The success of self-driving vehicles has significant implications for any industry where technology can replace human interaction. At the end of May, online search giant Google (whose stated mission is “to organize the world’s information and make it universally accessible and useful”) announced its efforts to build a new car prototype, designed to be fully autonomous—a model with no steering wheel, no pedals and no human driver. Imagine if the same were created for banking…
In the early days of the automobile, you needed an “expert” to take charge of the controls. Henry Ford’s Model T, which started rolling off production lines in 1908, is widely recognised as making automobiles affordable to the middle class. While sales of cars quickly picked up, in the early days there was little choice available in type of model, and new owners had to learn how to drive it themselves. Where initially access to wheels meant a competitive advantage (i.e., the guy with the cool car would get the girl; the fastest stagecoach would get the most business—as was a source of Wells Fargo’s early success), over time anyone could gain access, and being able to drive became a requirement for many jobs or family needs.

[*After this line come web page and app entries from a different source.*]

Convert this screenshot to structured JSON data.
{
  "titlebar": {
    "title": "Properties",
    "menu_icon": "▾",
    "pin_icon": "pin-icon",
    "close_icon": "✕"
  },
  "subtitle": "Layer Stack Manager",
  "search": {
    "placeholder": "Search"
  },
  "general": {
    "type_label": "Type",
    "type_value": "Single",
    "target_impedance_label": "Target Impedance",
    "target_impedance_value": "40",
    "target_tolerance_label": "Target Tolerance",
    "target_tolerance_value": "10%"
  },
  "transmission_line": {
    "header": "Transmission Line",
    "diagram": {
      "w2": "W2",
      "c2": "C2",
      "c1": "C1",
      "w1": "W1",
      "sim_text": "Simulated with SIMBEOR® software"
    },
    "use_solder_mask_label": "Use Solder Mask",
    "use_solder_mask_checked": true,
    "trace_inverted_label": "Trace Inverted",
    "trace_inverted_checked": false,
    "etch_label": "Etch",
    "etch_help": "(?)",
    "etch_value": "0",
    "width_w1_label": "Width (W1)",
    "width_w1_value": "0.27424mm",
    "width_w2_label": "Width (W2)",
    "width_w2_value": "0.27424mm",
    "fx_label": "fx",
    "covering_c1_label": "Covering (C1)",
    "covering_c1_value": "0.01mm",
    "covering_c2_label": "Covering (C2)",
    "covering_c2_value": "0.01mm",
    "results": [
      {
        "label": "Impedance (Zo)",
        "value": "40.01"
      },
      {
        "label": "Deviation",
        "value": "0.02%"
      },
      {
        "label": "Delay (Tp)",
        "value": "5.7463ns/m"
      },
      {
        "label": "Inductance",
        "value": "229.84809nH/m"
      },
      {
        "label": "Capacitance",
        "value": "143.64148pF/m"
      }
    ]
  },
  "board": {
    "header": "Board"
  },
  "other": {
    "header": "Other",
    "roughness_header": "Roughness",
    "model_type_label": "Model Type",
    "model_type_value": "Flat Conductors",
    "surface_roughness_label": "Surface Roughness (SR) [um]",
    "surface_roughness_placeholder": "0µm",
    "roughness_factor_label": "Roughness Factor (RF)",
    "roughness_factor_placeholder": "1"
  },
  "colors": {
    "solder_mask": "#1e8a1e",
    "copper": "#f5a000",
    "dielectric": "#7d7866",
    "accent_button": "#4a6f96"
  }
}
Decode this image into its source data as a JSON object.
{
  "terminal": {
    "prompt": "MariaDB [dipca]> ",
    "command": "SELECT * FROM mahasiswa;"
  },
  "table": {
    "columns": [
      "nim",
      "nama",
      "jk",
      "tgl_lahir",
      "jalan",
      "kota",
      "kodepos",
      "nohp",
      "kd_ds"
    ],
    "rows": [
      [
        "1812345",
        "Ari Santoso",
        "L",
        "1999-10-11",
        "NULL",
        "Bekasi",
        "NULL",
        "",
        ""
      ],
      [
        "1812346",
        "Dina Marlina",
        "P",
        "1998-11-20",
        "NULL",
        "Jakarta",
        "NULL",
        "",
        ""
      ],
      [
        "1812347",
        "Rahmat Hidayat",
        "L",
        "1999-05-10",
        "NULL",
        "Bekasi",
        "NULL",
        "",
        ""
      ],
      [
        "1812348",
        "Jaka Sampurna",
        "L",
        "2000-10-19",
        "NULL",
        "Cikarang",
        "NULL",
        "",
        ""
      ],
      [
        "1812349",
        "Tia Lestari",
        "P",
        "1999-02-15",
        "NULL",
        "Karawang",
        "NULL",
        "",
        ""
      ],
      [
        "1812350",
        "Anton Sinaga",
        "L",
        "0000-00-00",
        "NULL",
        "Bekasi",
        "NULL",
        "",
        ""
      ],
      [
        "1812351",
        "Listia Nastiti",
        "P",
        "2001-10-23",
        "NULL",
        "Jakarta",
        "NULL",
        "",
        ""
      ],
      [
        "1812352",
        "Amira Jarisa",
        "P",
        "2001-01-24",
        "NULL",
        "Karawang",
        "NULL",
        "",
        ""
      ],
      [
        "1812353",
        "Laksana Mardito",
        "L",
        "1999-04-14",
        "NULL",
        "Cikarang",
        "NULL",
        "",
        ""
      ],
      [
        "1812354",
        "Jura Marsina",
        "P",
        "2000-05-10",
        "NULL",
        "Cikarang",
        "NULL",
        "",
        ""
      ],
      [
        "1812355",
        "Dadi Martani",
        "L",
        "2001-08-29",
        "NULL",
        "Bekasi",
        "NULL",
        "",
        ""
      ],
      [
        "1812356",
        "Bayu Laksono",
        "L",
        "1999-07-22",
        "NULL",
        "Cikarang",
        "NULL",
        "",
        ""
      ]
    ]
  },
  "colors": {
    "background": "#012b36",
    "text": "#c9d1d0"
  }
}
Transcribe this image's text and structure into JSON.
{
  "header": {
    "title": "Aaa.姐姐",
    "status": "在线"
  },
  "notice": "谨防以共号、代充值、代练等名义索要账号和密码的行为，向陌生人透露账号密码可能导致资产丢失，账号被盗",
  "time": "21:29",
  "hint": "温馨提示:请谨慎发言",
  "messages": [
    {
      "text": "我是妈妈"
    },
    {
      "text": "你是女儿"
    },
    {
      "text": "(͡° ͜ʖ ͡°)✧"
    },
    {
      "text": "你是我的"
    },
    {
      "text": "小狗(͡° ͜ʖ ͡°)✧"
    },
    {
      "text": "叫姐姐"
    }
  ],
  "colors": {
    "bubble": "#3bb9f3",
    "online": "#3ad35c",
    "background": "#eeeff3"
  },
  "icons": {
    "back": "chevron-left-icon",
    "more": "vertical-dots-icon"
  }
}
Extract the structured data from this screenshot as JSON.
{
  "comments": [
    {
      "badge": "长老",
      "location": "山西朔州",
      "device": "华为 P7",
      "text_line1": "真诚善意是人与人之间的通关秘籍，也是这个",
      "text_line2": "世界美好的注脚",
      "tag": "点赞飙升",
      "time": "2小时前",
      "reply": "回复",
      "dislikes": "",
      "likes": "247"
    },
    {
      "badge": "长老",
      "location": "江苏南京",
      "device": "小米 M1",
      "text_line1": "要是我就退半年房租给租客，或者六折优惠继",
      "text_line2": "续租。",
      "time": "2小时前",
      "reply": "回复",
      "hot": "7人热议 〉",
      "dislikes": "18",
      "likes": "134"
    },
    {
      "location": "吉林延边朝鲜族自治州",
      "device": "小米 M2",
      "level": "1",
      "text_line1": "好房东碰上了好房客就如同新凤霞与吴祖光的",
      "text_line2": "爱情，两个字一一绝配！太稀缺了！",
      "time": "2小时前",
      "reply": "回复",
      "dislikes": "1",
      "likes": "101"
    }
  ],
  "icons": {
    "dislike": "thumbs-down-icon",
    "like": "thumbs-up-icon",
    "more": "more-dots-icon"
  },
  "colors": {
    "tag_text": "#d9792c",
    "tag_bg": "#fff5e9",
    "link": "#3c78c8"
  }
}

Fast forward to today, and we find driverless vehicles can not only cut down on expenses but potentially produce better results – around the world unmanned trains and people movers exist that always run on time, never go on strike and drastically reduce exposure to human error and impairment. With Google’s ongoing autonomous car experiments, we can see the technical know-how of getting from A to B is being transferred to on-board computing. In the process, car owners can regain valuable time while improving their potential safety record and extending their potential usage of the vehicle (e.g., into their elder years when eyesight and hearing have failed).
As I explore the progress being made in this dimension, I see many parallels that can be drawn with the banking industry. From the early days of relationship banking to self-directed online banking, I can envisage a future banking model that would eliminate typical human banker roles in favor of an autonomous banking service. The customer could set their financial objectives at the outset, and the banking system would then calculate the monthly budget available, set out what investments it plans to make on the customer’s behalf and make relevant payments.
True bankers’ roles would evolve to focus on creating different user profiles and designing the various products that could be made available for each. Just as an automated car cannot exceed the speed limits, an automated banking service would not permit expenses outside of preset budget limits. Bankers would be available, for an additional charge, for those desiring a more high-touch banking experience.
The technology for an automated vehicle exists today, and so does the capability for automated banking. Many individuals might at first be reluctant to enter a car with no steering wheel. In the same manner, I can imagine initial reluctance to give control over my finances to a virtual banker. Yet under the right set of conditions, the benefits could outweigh the risks for a large number of customers. It is only a matter of time before digital innovations lead to fully virtual automated banking.